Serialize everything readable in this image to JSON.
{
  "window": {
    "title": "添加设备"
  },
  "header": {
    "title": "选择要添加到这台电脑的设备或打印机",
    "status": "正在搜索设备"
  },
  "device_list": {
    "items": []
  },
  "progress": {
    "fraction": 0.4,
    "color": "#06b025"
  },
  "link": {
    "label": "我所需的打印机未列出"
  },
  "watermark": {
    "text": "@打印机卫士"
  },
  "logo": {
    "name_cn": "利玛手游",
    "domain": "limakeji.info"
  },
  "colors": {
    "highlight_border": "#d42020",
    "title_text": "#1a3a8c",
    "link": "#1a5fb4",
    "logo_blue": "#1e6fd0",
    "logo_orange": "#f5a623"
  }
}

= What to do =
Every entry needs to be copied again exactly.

= Result of this exercise =
Serialize everything readable in this image to JSON.
{
  "window": {
    "title": "添加设备"
  },
  "header": {
    "title": "选择要添加到这台电脑的设备或打印机",
    "status": "正在搜索设备"
  },
  "device_list": {
    "items": []
  },
  "progress": {
    "fraction": 0.4,
    "color": "#06b025"
  },
  "link": {
    "label": "我所需的打印机未列出"
  },
  "watermark": {
    "text": "@打印机卫士"
  },
  "logo": {
    "name_cn": "利玛手游",
    "domain": "limakeji.info"
  },
  "colors": {
    "highlight_border": "#d42020",
    "title_text": "#1a3a8c",
    "link": "#1a5fb4",
    "logo_blue": "#1e6fd0",
    "logo_orange": "#f5a623"
  }
}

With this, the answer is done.